Here can be your first nights stay at camping spots or holiday accommodation. You can visit Elanda Point Camping ground which is surrounded by wildlife and birdlife and is the beginning of the Noosa Everglades, a stunning spot to explore.
From Boreen Point you can visit Elanda Point Camping and Adventure Grounds where you can hire canoes, kayaks motor boats and even go on a guided canoe safari. There is a huge range of activities on offer.
When camping in the Cooloola National Park you must make a booking with the National Park Service. Cost is AUD5.00 per person per night. There are toilets only in the Cooloola National Park.
There are a couple of options to which way to go. From Elanda Point you can head north toward Gympie 40 kilometres) via Wolvi over Yellow Bridge. Note there is a few kilometres of unsealed road, a steep unsealed incline for 1.5 kilometres (a bit rough but a car can do it - slowly) and about 10 kilometres of good unsealed road. Always check road conditions before setting out.
This an adventure through natural rainforest and stunning rural landscapes and you may even spot a koala. There is a hall, amenities and large playground at Wolvi. You can also go to Pomona via Kin Kin (19 kilometres) and then head north from Kin Kin via Tin Can Bay Road.
Nestled between World-heritage listed Fraser Island and the natural beauty of Cooloola National Park, Rainbow Beach is just under one and half hours drive from Noosa and has some of the most amazing natural wonders of the world. Explore the coloured sands of Rainbow and let the view from the massive Carlo Sand Blow take your breath away. You can also skydive, para-glide, four wheel driving on the beach or scuba dive in one of Australia's top diving destinations - Double Island Point. You can catch a barge ride to Fraser Island or wait to catch the barge from River Heads near Hervey Bay where your journey ends.
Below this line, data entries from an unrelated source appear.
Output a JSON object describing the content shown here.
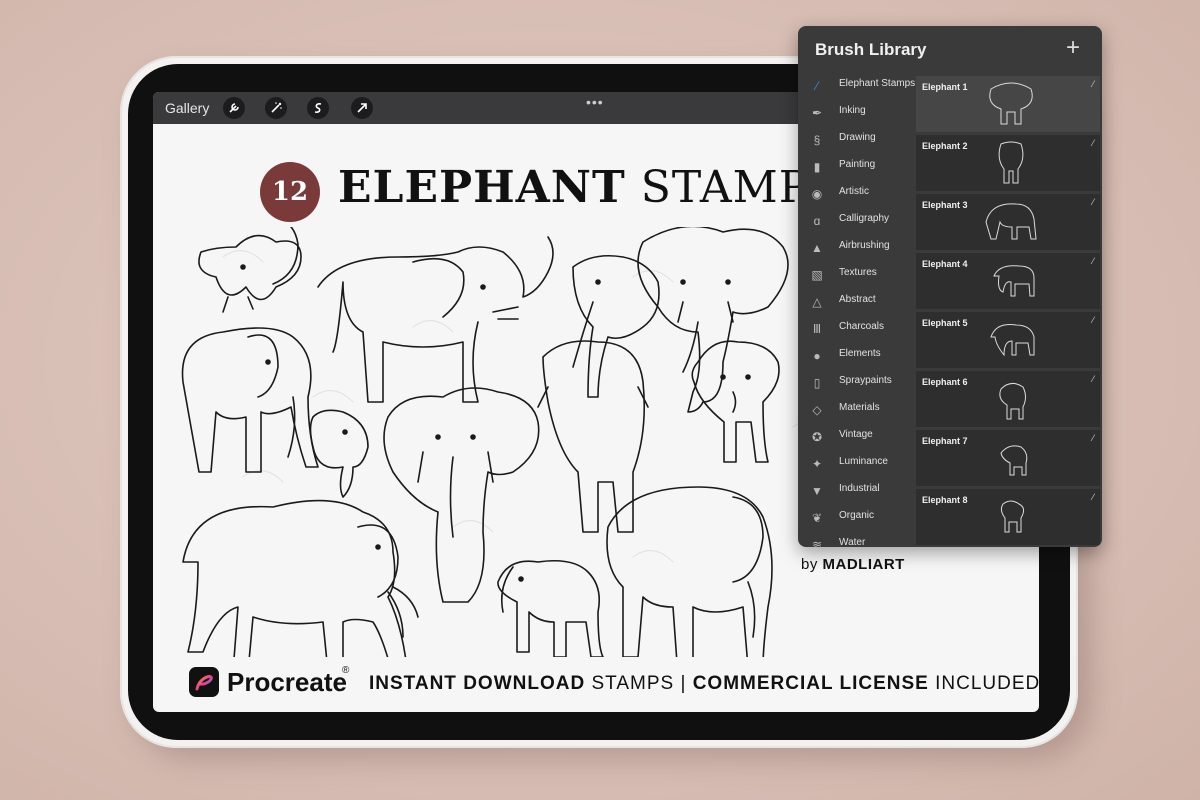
{
  "toolbar": {
    "gallery_label": "Gallery",
    "tool_icons": [
      "wrench-icon",
      "magic-wand-icon",
      "selection-icon",
      "transform-arrow-icon"
    ],
    "more_dots": "•••"
  },
  "canvas": {
    "badge_number": "12",
    "title_word1": "ELEPHANT",
    "title_word2": "STAMPS",
    "byline_prefix": "by",
    "byline_name": "MADLIART",
    "footer": {
      "brand": "Procreate",
      "registered": "®",
      "part1_strong": "INSTANT DOWNLOAD",
      "part1_rest": "STAMPS |",
      "part2_strong": "COMMERCIAL LICENSE",
      "part2_rest": "INCLUDED"
    }
  },
  "brush_library": {
    "title": "Brush Library",
    "add_label": "+",
    "categories": [
      {
        "label": "Elephant Stamps",
        "icon": "brush-stroke-icon"
      },
      {
        "label": "Inking",
        "icon": "ink-pen-icon"
      },
      {
        "label": "Drawing",
        "icon": "squiggle-icon"
      },
      {
        "label": "Painting",
        "icon": "paint-brush-icon"
      },
      {
        "label": "Artistic",
        "icon": "palette-icon"
      },
      {
        "label": "Calligraphy",
        "icon": "calligraphy-icon"
      },
      {
        "label": "Airbrushing",
        "icon": "airbrush-icon"
      },
      {
        "label": "Textures",
        "icon": "texture-icon"
      },
      {
        "label": "Abstract",
        "icon": "triangle-icon"
      },
      {
        "label": "Charcoals",
        "icon": "charcoal-icon"
      },
      {
        "label": "Elements",
        "icon": "globe-icon"
      },
      {
        "label": "Spraypaints",
        "icon": "spray-can-icon"
      },
      {
        "label": "Materials",
        "icon": "cube-icon"
      },
      {
        "label": "Vintage",
        "icon": "star-badge-icon"
      },
      {
        "label": "Luminance",
        "icon": "sparkle-icon"
      },
      {
        "label": "Industrial",
        "icon": "anvil-icon"
      },
      {
        "label": "Organic",
        "icon": "leaf-icon"
      },
      {
        "label": "Water",
        "icon": "waves-icon"
      }
    ],
    "brushes": [
      {
        "label": "Elephant 1"
      },
      {
        "label": "Elephant 2"
      },
      {
        "label": "Elephant 3"
      },
      {
        "label": "Elephant 4"
      },
      {
        "label": "Elephant 5"
      },
      {
        "label": "Elephant 6"
      },
      {
        "label": "Elephant 7"
      },
      {
        "label": "Elephant 8"
      }
    ],
    "active_category_index": 0,
    "active_brush_index": 0
  },
  "colors": {
    "badge": "#7a3a3a",
    "accent": "#3b8de0",
    "panel": "#3a3a3a"
  }
}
Rainbow Beach has a bustling shopping precinct, a country style pub which serves great meals and accommodation ranging from camping to resort style apartments. You can also take a short detour to Tin Can Bay, (90 minutes south of Hervey Bay) a fishing and boating paradise, just off the southern tip of Fraser Island. Here you can feed the wild dolphins next to the boat ramp between 0700 and 0800. Poona, Tuan, Maaroom, Boonooroo and Tinannbar are also worthy of dropping in for a look around, fish or kayak.
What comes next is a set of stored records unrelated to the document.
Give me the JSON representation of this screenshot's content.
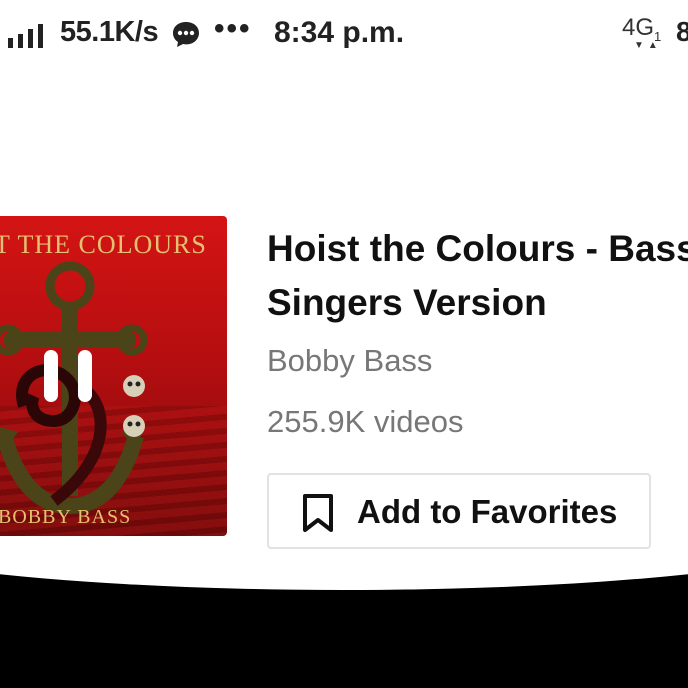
{
  "status_bar": {
    "net_speed": "55.1K/s",
    "more": "•••",
    "time": "8:34 p.m.",
    "network": "4G",
    "network_sub": "1",
    "battery_peek": "8",
    "icons": [
      "signal-icon",
      "chat-bubble-icon",
      "lte-icon"
    ]
  },
  "cover": {
    "title_text": "T THE COLOURS",
    "artist_text": "BOBBY BASS",
    "overlay_icon": "pause-icon"
  },
  "song": {
    "title": "Hoist the Colours - Bass Singers Version",
    "artist": "Bobby Bass",
    "video_count": "255.9K videos"
  },
  "actions": {
    "favorite_label": "Add to Favorites",
    "favorite_icon": "bookmark-icon"
  },
  "colors": {
    "cover_red": "#c81214",
    "cover_gold": "#e4c070",
    "title_text": "#111111",
    "secondary_text": "#777777"
  }
}
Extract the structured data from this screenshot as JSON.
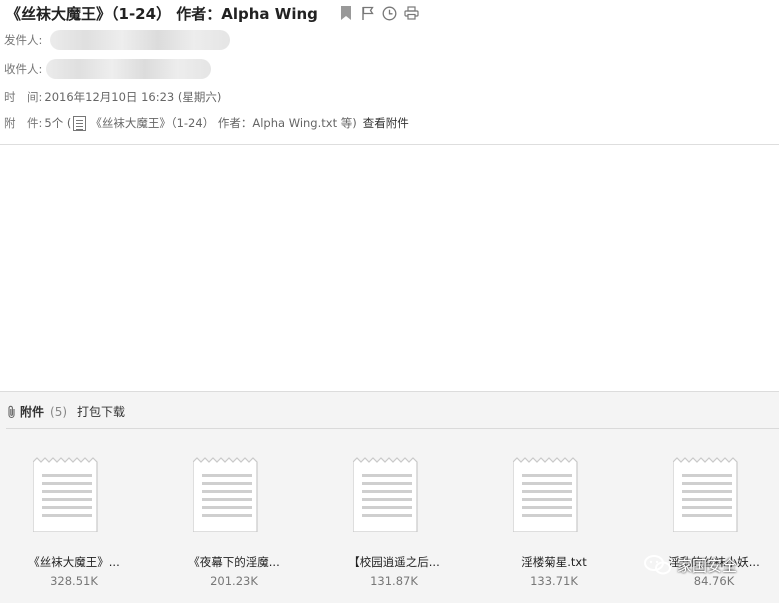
{
  "email": {
    "subject": "《丝袜大魔王》（1-24）  作者：Alpha Wing",
    "from_label": "发件人:",
    "to_label": "收件人:",
    "time_label": "时　间:",
    "time_value": "2016年12月10日 16:23 (星期六)",
    "att_label": "附　件:",
    "att_summary_count": "5个 (",
    "att_summary_name": "《丝袜大魔王》（1-24） 作者：Alpha Wing.txt 等)",
    "view_attachments": "查看附件"
  },
  "attachments_panel": {
    "title": "附件",
    "count": "(5)",
    "pack_download": "打包下载",
    "files": [
      {
        "name": "《丝袜大魔王》...",
        "size": "328.51K"
      },
      {
        "name": "《夜幕下的淫魔...",
        "size": "201.23K"
      },
      {
        "name": "【校园逍遥之后...",
        "size": "131.87K"
      },
      {
        "name": "淫楼菊星.txt",
        "size": "133.71K"
      },
      {
        "name": "淫乱的丝袜小妖...",
        "size": "84.76K"
      }
    ]
  },
  "watermark": {
    "text": "家国安全"
  },
  "icons": [
    "bookmark-icon",
    "flag-icon",
    "clock-icon",
    "print-icon",
    "paperclip-icon",
    "text-file-icon"
  ],
  "colors": {
    "panel_bg": "#f4f4f4",
    "icon_gray": "#888888",
    "text_dark": "#222222",
    "text_muted": "#777777"
  }
}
After kicking back in Hervey Bay, it is time to venture to World Heritage listed Fraser Island, one of the natural wonders of the world. Your visit will take you to unforgettable places such as Central Station, home to more than 100 people in the 1920's timber logging days. Central Station is set in rainforest and showcases its history along with several forest walks to peaceful Wanggoolba Creek and Basin Lake. Magnificent Lake McKenzie, edged by pure silica sand, is one of the best known freshwater lakes and a popular swimming spot with visitors. To see one of the world's rare dune lakes visit Lake Wabby. The Butchulla indigenous people believe The Cathedrals - iconic cliffs of coloured sands - were permanently stained when the gods brushed up against them. Eli Creek pumps four million litres of water into the ocean every hour and is the largest freshwater creek along the eastern side of the island and a great water playground! You can join other tourists in Champagne Pools where waves crash over the rocks and stop to have your photo taken at the Maheno wreck.